The word "this" may appear in some lines of the data; copy every such line.

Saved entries

■ ■ ■ ■

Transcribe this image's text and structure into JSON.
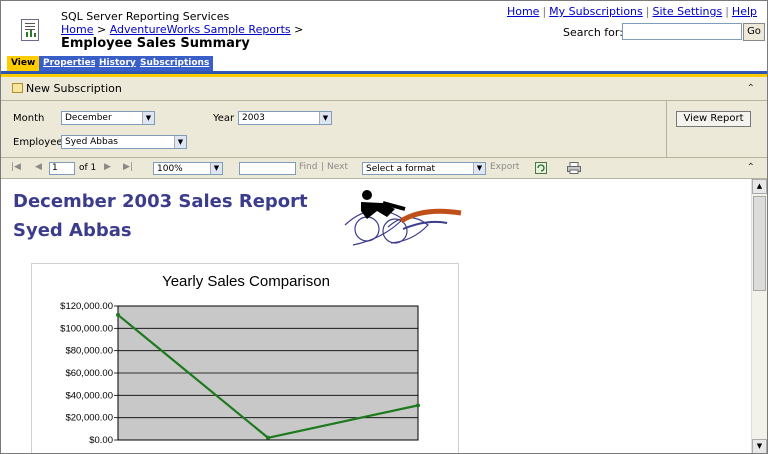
{
  "header": {
    "app_name": "SQL Server Reporting Services",
    "crumb_home": "Home",
    "crumb_sep": ">",
    "crumb_folder": "AdventureWorks Sample Reports",
    "page_title": "Employee Sales Summary",
    "links": {
      "home": "Home",
      "subscriptions": "My Subscriptions",
      "site_settings": "Site Settings",
      "help": "Help",
      "sep": "|"
    },
    "search_label": "Search for:",
    "search_value": "",
    "go_label": "Go"
  },
  "tabs": [
    {
      "label": "View",
      "active": true
    },
    {
      "label": "Properties",
      "active": false
    },
    {
      "label": "History",
      "active": false
    },
    {
      "label": "Subscriptions",
      "active": false
    }
  ],
  "subscription_bar": {
    "label": "New Subscription",
    "collapse_glyph": "⌃"
  },
  "params": {
    "month_label": "Month",
    "month_value": "December",
    "year_label": "Year",
    "year_value": "2003",
    "employee_label": "Employee",
    "employee_value": "Syed Abbas",
    "view_report_label": "View Report"
  },
  "toolbar": {
    "page_value": "1",
    "page_of": "of 1",
    "zoom_value": "100%",
    "find_label": "Find",
    "separator": "|",
    "next_label": "Next",
    "format_value": "Select a format",
    "export_label": "Export"
  },
  "report": {
    "title": "December 2003 Sales Report",
    "subtitle": "Syed Abbas"
  },
  "colors": {
    "tab_blue": "#3a5ec8",
    "tab_active": "#ffcc00",
    "report_title": "#3c3c8c",
    "line": "#1e7a1e",
    "plot_bg": "#c8c8c8"
  },
  "chart_data": {
    "type": "line",
    "title": "Yearly Sales Comparison",
    "xlabel": "",
    "ylabel": "",
    "ylim": [
      0,
      120000
    ],
    "y_ticks": [
      "$0.00",
      "$20,000.00",
      "$40,000.00",
      "$60,000.00",
      "$80,000.00",
      "$100,000.00",
      "$120,000.00"
    ],
    "y_tick_values": [
      0,
      20000,
      40000,
      60000,
      80000,
      100000,
      120000
    ],
    "series": [
      {
        "values": [
          112000,
          2000,
          31000
        ]
      }
    ],
    "grid": true
  }
}
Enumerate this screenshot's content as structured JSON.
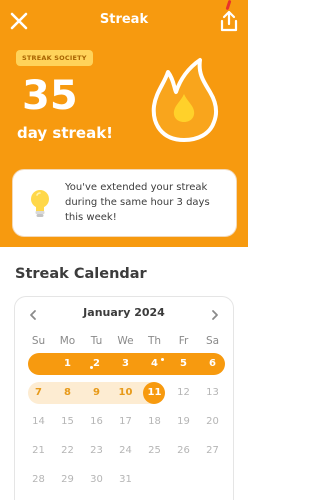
{
  "header": {
    "title": "Streak"
  },
  "badge": "STREAK SOCIETY",
  "streak": {
    "count": "35",
    "label": "day streak!"
  },
  "info_card": {
    "message": "You've extended your streak during the same hour 3 days this week!"
  },
  "calendar": {
    "section_title": "Streak Calendar",
    "month": "January 2024",
    "weekdays": [
      "Su",
      "Mo",
      "Tu",
      "We",
      "Th",
      "Fr",
      "Sa"
    ],
    "weeks": [
      [
        "",
        "1",
        "2",
        "3",
        "4",
        "5",
        "6"
      ],
      [
        "7",
        "8",
        "9",
        "10",
        "11",
        "12",
        "13"
      ],
      [
        "14",
        "15",
        "16",
        "17",
        "18",
        "19",
        "20"
      ],
      [
        "21",
        "22",
        "23",
        "24",
        "25",
        "26",
        "27"
      ],
      [
        "28",
        "29",
        "30",
        "31",
        "",
        "",
        ""
      ]
    ],
    "today": "11"
  },
  "colors": {
    "accent": "#f79a0f",
    "badge_bg": "#ffd35a",
    "soft_fill": "#fdecd2"
  },
  "icons": {
    "close": "close-icon",
    "share": "share-icon",
    "flame": "flame-icon",
    "bulb": "lightbulb-icon"
  }
}
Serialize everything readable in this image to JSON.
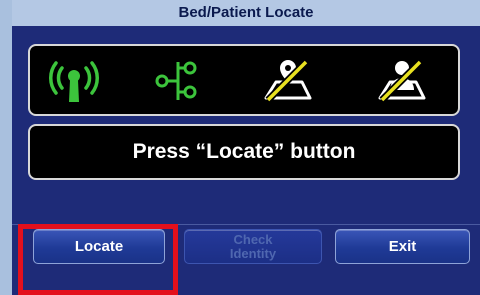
{
  "window": {
    "title": "Bed/Patient Locate"
  },
  "status_icons": [
    {
      "name": "wireless-signal-icon",
      "color": "#3cc43c"
    },
    {
      "name": "network-connection-icon",
      "color": "#3cc43c"
    },
    {
      "name": "bed-location-disabled-icon",
      "color": "#ffffff",
      "slash_color": "#e8e020"
    },
    {
      "name": "patient-identity-disabled-icon",
      "color": "#ffffff",
      "slash_color": "#e8e020"
    }
  ],
  "message": "Press “Locate” button",
  "buttons": {
    "locate": "Locate",
    "check_identity_line1": "Check",
    "check_identity_line2": "Identity",
    "exit": "Exit"
  },
  "colors": {
    "panel_bg": "#1e2b78",
    "title_bg": "#b4c8e4",
    "highlight": "#e3101c"
  }
}
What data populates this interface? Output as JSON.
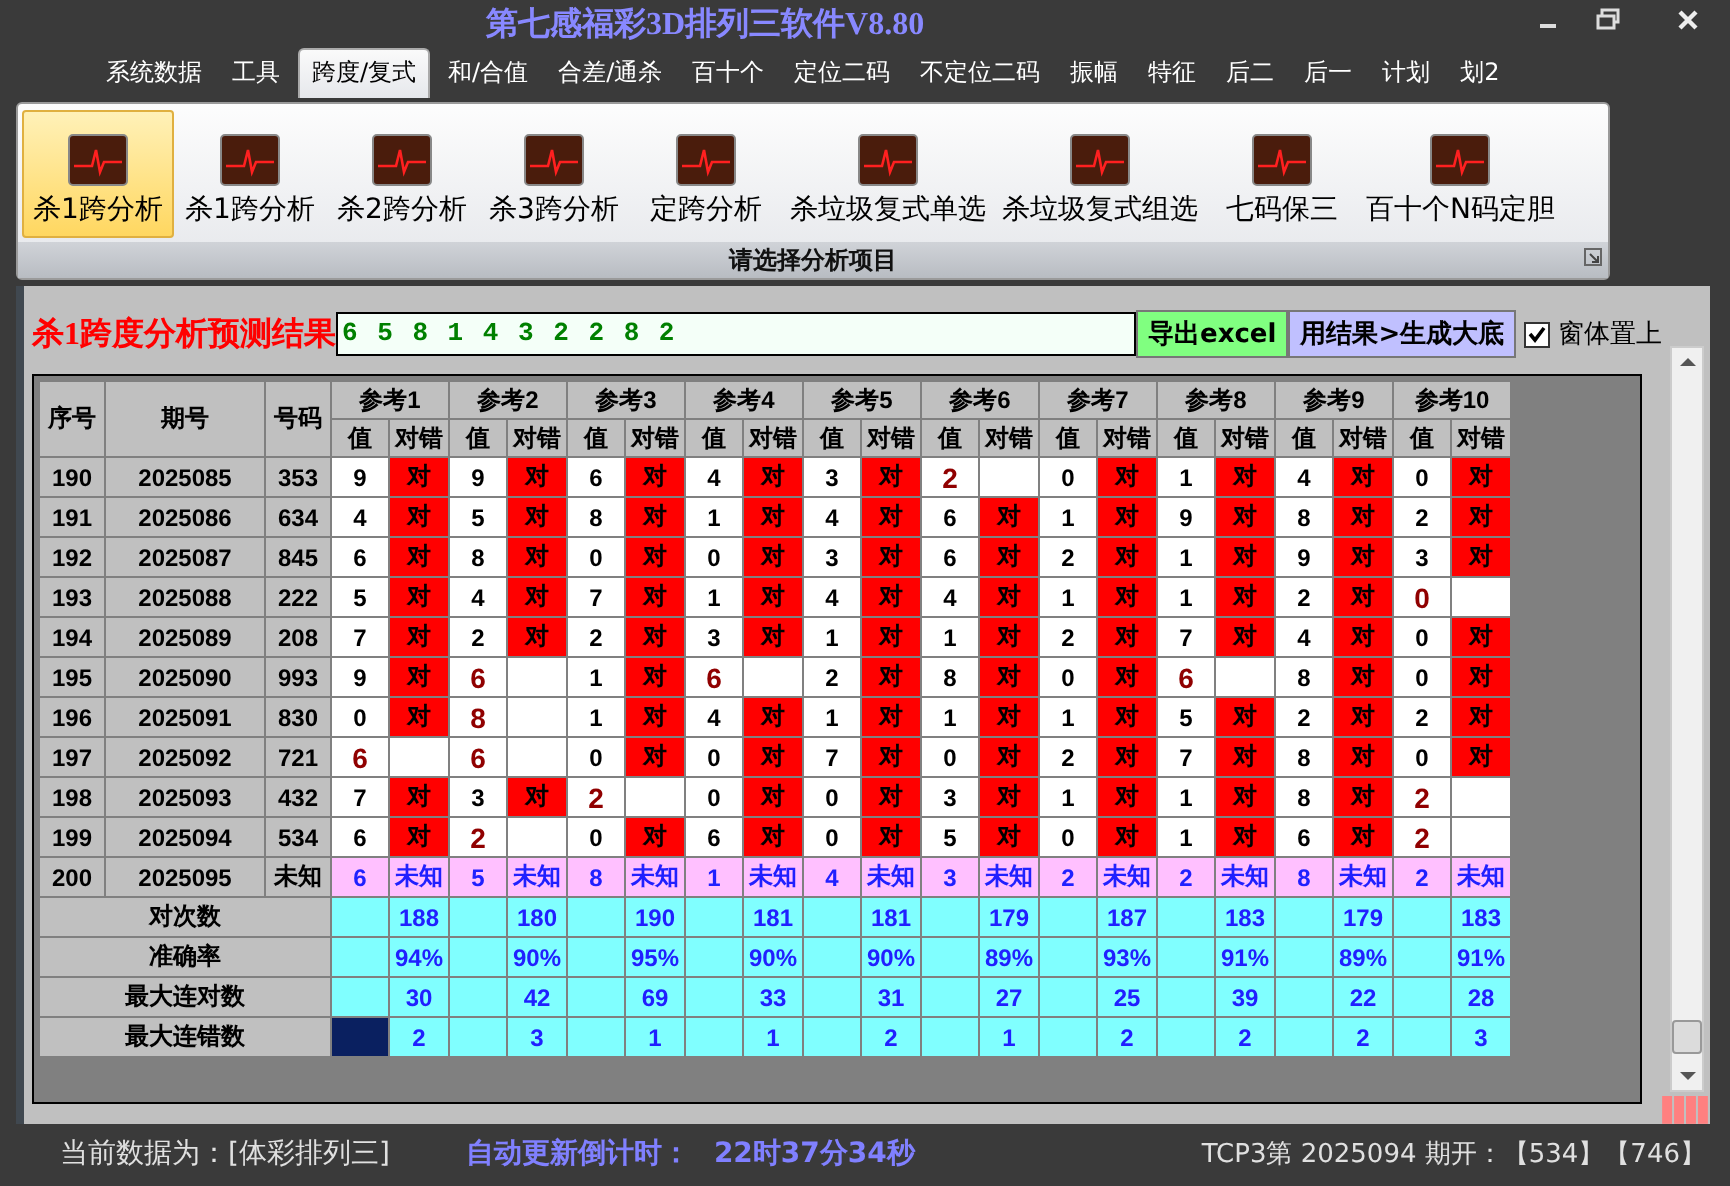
{
  "window": {
    "title": "第七感福彩3D排列三软件V8.80"
  },
  "menu_tabs": [
    {
      "label": "系统数据",
      "selected": false
    },
    {
      "label": "工具",
      "selected": false
    },
    {
      "label": "跨度/复式",
      "selected": true
    },
    {
      "label": "和/合值",
      "selected": false
    },
    {
      "label": "合差/通杀",
      "selected": false
    },
    {
      "label": "百十个",
      "selected": false
    },
    {
      "label": "定位二码",
      "selected": false
    },
    {
      "label": "不定位二码",
      "selected": false
    },
    {
      "label": "振幅",
      "selected": false
    },
    {
      "label": "特征",
      "selected": false
    },
    {
      "label": "后二",
      "selected": false
    },
    {
      "label": "后一",
      "selected": false
    },
    {
      "label": "计划",
      "selected": false
    },
    {
      "label": "划2",
      "selected": false
    }
  ],
  "ribbon": {
    "items": [
      {
        "label": "杀1跨分析",
        "selected": true
      },
      {
        "label": "杀1跨分析",
        "selected": false
      },
      {
        "label": "杀2跨分析",
        "selected": false
      },
      {
        "label": "杀3跨分析",
        "selected": false
      },
      {
        "label": "定跨分析",
        "selected": false
      },
      {
        "label": "杀垃圾复式单选",
        "selected": false
      },
      {
        "label": "杀垃圾复式组选",
        "selected": false
      },
      {
        "label": "七码保三",
        "selected": false
      },
      {
        "label": "百十个N码定胆",
        "selected": false
      }
    ],
    "caption": "请选择分析项目"
  },
  "result": {
    "label": "杀1跨度分析预测结果",
    "value": "6 5 8 1 4 3 2 2 8 2",
    "buttons": [
      {
        "label": "导出excel",
        "kind": "export"
      },
      {
        "label": "用结果>生成大底",
        "kind": "generate"
      }
    ],
    "pin_checkbox": {
      "label": "窗体置上",
      "checked": true
    }
  },
  "table": {
    "columns": [
      "序号",
      "期号",
      "号码"
    ],
    "ref_groups": [
      {
        "label": "参考1",
        "value_header": "值",
        "result_header": "对错"
      },
      {
        "label": "参考2",
        "value_header": "值",
        "result_header": "对错"
      },
      {
        "label": "参考3",
        "value_header": "值",
        "result_header": "对错"
      },
      {
        "label": "参考4",
        "value_header": "值",
        "result_header": "对错"
      },
      {
        "label": "参考5",
        "value_header": "值",
        "result_header": "对错"
      },
      {
        "label": "参考6",
        "value_header": "值",
        "result_header": "对错"
      },
      {
        "label": "参考7",
        "value_header": "值",
        "result_header": "对错"
      },
      {
        "label": "参考8",
        "value_header": "值",
        "result_header": "对错"
      },
      {
        "label": "参考9",
        "value_header": "值",
        "result_header": "对错"
      },
      {
        "label": "参考10",
        "value_header": "值",
        "result_header": "对错"
      }
    ],
    "rows": [
      {
        "kind": "history",
        "index": "190",
        "issue": "2025085",
        "number": "353",
        "refs": [
          {
            "value": "9",
            "hit": true,
            "mark": "对"
          },
          {
            "value": "9",
            "hit": true,
            "mark": "对"
          },
          {
            "value": "6",
            "hit": true,
            "mark": "对"
          },
          {
            "value": "4",
            "hit": true,
            "mark": "对"
          },
          {
            "value": "3",
            "hit": true,
            "mark": "对"
          },
          {
            "value": "2",
            "hit": false
          },
          {
            "value": "0",
            "hit": true,
            "mark": "对"
          },
          {
            "value": "1",
            "hit": true,
            "mark": "对"
          },
          {
            "value": "4",
            "hit": true,
            "mark": "对"
          },
          {
            "value": "0",
            "hit": true,
            "mark": "对"
          }
        ]
      },
      {
        "kind": "history",
        "index": "191",
        "issue": "2025086",
        "number": "634",
        "refs": [
          {
            "value": "4",
            "hit": true,
            "mark": "对"
          },
          {
            "value": "5",
            "hit": true,
            "mark": "对"
          },
          {
            "value": "8",
            "hit": true,
            "mark": "对"
          },
          {
            "value": "1",
            "hit": true,
            "mark": "对"
          },
          {
            "value": "4",
            "hit": true,
            "mark": "对"
          },
          {
            "value": "6",
            "hit": true,
            "mark": "对"
          },
          {
            "value": "1",
            "hit": true,
            "mark": "对"
          },
          {
            "value": "9",
            "hit": true,
            "mark": "对"
          },
          {
            "value": "8",
            "hit": true,
            "mark": "对"
          },
          {
            "value": "2",
            "hit": true,
            "mark": "对"
          }
        ]
      },
      {
        "kind": "history",
        "index": "192",
        "issue": "2025087",
        "number": "845",
        "refs": [
          {
            "value": "6",
            "hit": true,
            "mark": "对"
          },
          {
            "value": "8",
            "hit": true,
            "mark": "对"
          },
          {
            "value": "0",
            "hit": true,
            "mark": "对"
          },
          {
            "value": "0",
            "hit": true,
            "mark": "对"
          },
          {
            "value": "3",
            "hit": true,
            "mark": "对"
          },
          {
            "value": "6",
            "hit": true,
            "mark": "对"
          },
          {
            "value": "2",
            "hit": true,
            "mark": "对"
          },
          {
            "value": "1",
            "hit": true,
            "mark": "对"
          },
          {
            "value": "9",
            "hit": true,
            "mark": "对"
          },
          {
            "value": "3",
            "hit": true,
            "mark": "对"
          }
        ]
      },
      {
        "kind": "history",
        "index": "193",
        "issue": "2025088",
        "number": "222",
        "refs": [
          {
            "value": "5",
            "hit": true,
            "mark": "对"
          },
          {
            "value": "4",
            "hit": true,
            "mark": "对"
          },
          {
            "value": "7",
            "hit": true,
            "mark": "对"
          },
          {
            "value": "1",
            "hit": true,
            "mark": "对"
          },
          {
            "value": "4",
            "hit": true,
            "mark": "对"
          },
          {
            "value": "4",
            "hit": true,
            "mark": "对"
          },
          {
            "value": "1",
            "hit": true,
            "mark": "对"
          },
          {
            "value": "1",
            "hit": true,
            "mark": "对"
          },
          {
            "value": "2",
            "hit": true,
            "mark": "对"
          },
          {
            "value": "0",
            "hit": false
          }
        ]
      },
      {
        "kind": "history",
        "index": "194",
        "issue": "2025089",
        "number": "208",
        "refs": [
          {
            "value": "7",
            "hit": true,
            "mark": "对"
          },
          {
            "value": "2",
            "hit": true,
            "mark": "对"
          },
          {
            "value": "2",
            "hit": true,
            "mark": "对"
          },
          {
            "value": "3",
            "hit": true,
            "mark": "对"
          },
          {
            "value": "1",
            "hit": true,
            "mark": "对"
          },
          {
            "value": "1",
            "hit": true,
            "mark": "对"
          },
          {
            "value": "2",
            "hit": true,
            "mark": "对"
          },
          {
            "value": "7",
            "hit": true,
            "mark": "对"
          },
          {
            "value": "4",
            "hit": true,
            "mark": "对"
          },
          {
            "value": "0",
            "hit": true,
            "mark": "对"
          }
        ]
      },
      {
        "kind": "history",
        "index": "195",
        "issue": "2025090",
        "number": "993",
        "refs": [
          {
            "value": "9",
            "hit": true,
            "mark": "对"
          },
          {
            "value": "6",
            "hit": false
          },
          {
            "value": "1",
            "hit": true,
            "mark": "对"
          },
          {
            "value": "6",
            "hit": false
          },
          {
            "value": "2",
            "hit": true,
            "mark": "对"
          },
          {
            "value": "8",
            "hit": true,
            "mark": "对"
          },
          {
            "value": "0",
            "hit": true,
            "mark": "对"
          },
          {
            "value": "6",
            "hit": false
          },
          {
            "value": "8",
            "hit": true,
            "mark": "对"
          },
          {
            "value": "0",
            "hit": true,
            "mark": "对"
          }
        ]
      },
      {
        "kind": "history",
        "index": "196",
        "issue": "2025091",
        "number": "830",
        "refs": [
          {
            "value": "0",
            "hit": true,
            "mark": "对"
          },
          {
            "value": "8",
            "hit": false
          },
          {
            "value": "1",
            "hit": true,
            "mark": "对"
          },
          {
            "value": "4",
            "hit": true,
            "mark": "对"
          },
          {
            "value": "1",
            "hit": true,
            "mark": "对"
          },
          {
            "value": "1",
            "hit": true,
            "mark": "对"
          },
          {
            "value": "1",
            "hit": true,
            "mark": "对"
          },
          {
            "value": "5",
            "hit": true,
            "mark": "对"
          },
          {
            "value": "2",
            "hit": true,
            "mark": "对"
          },
          {
            "value": "2",
            "hit": true,
            "mark": "对"
          }
        ]
      },
      {
        "kind": "history",
        "index": "197",
        "issue": "2025092",
        "number": "721",
        "refs": [
          {
            "value": "6",
            "hit": false
          },
          {
            "value": "6",
            "hit": false
          },
          {
            "value": "0",
            "hit": true,
            "mark": "对"
          },
          {
            "value": "0",
            "hit": true,
            "mark": "对"
          },
          {
            "value": "7",
            "hit": true,
            "mark": "对"
          },
          {
            "value": "0",
            "hit": true,
            "mark": "对"
          },
          {
            "value": "2",
            "hit": true,
            "mark": "对"
          },
          {
            "value": "7",
            "hit": true,
            "mark": "对"
          },
          {
            "value": "8",
            "hit": true,
            "mark": "对"
          },
          {
            "value": "0",
            "hit": true,
            "mark": "对"
          }
        ]
      },
      {
        "kind": "history",
        "index": "198",
        "issue": "2025093",
        "number": "432",
        "refs": [
          {
            "value": "7",
            "hit": true,
            "mark": "对"
          },
          {
            "value": "3",
            "hit": true,
            "mark": "对"
          },
          {
            "value": "2",
            "hit": false
          },
          {
            "value": "0",
            "hit": true,
            "mark": "对"
          },
          {
            "value": "0",
            "hit": true,
            "mark": "对"
          },
          {
            "value": "3",
            "hit": true,
            "mark": "对"
          },
          {
            "value": "1",
            "hit": true,
            "mark": "对"
          },
          {
            "value": "1",
            "hit": true,
            "mark": "对"
          },
          {
            "value": "8",
            "hit": true,
            "mark": "对"
          },
          {
            "value": "2",
            "hit": false
          }
        ]
      },
      {
        "kind": "history",
        "index": "199",
        "issue": "2025094",
        "number": "534",
        "refs": [
          {
            "value": "6",
            "hit": true,
            "mark": "对"
          },
          {
            "value": "2",
            "hit": false
          },
          {
            "value": "0",
            "hit": true,
            "mark": "对"
          },
          {
            "value": "6",
            "hit": true,
            "mark": "对"
          },
          {
            "value": "0",
            "hit": true,
            "mark": "对"
          },
          {
            "value": "5",
            "hit": true,
            "mark": "对"
          },
          {
            "value": "0",
            "hit": true,
            "mark": "对"
          },
          {
            "value": "1",
            "hit": true,
            "mark": "对"
          },
          {
            "value": "6",
            "hit": true,
            "mark": "对"
          },
          {
            "value": "2",
            "hit": false
          }
        ]
      },
      {
        "kind": "pending",
        "index": "200",
        "issue": "2025095",
        "number": "未知",
        "refs": [
          {
            "value": "6",
            "mark": "未知"
          },
          {
            "value": "5",
            "mark": "未知"
          },
          {
            "value": "8",
            "mark": "未知"
          },
          {
            "value": "1",
            "mark": "未知"
          },
          {
            "value": "4",
            "mark": "未知"
          },
          {
            "value": "3",
            "mark": "未知"
          },
          {
            "value": "2",
            "mark": "未知"
          },
          {
            "value": "2",
            "mark": "未知"
          },
          {
            "value": "8",
            "mark": "未知"
          },
          {
            "value": "2",
            "mark": "未知"
          }
        ]
      }
    ],
    "stats": [
      {
        "label": "对次数",
        "selected": false,
        "values": [
          "188",
          "180",
          "190",
          "181",
          "181",
          "179",
          "187",
          "183",
          "179",
          "183"
        ]
      },
      {
        "label": "准确率",
        "selected": false,
        "values": [
          "94%",
          "90%",
          "95%",
          "90%",
          "90%",
          "89%",
          "93%",
          "91%",
          "89%",
          "91%"
        ]
      },
      {
        "label": "最大连对数",
        "selected": false,
        "values": [
          "30",
          "42",
          "69",
          "33",
          "31",
          "27",
          "25",
          "39",
          "22",
          "28"
        ]
      },
      {
        "label": "最大连错数",
        "selected": true,
        "values": [
          "2",
          "3",
          "1",
          "1",
          "2",
          "1",
          "2",
          "2",
          "2",
          "3"
        ]
      }
    ]
  },
  "status_bar": {
    "data_source": "当前数据为：[体彩排列三]",
    "countdown_label": "自动更新倒计时：",
    "countdown": "22时37分34秒",
    "last_draw": "TCP3第 2025094 期开：【534】【746】"
  }
}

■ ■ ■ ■

- **RESPONSE BELOW**
Transcribe this image's text and structure into JSON.
Enumerate this screenshot's content as structured JSON.
    "message": "You've extended your streak during the same hour 3 days this week!"
Serialize everything readable in this image to JSON.
What data populates this interface? Output as JSON.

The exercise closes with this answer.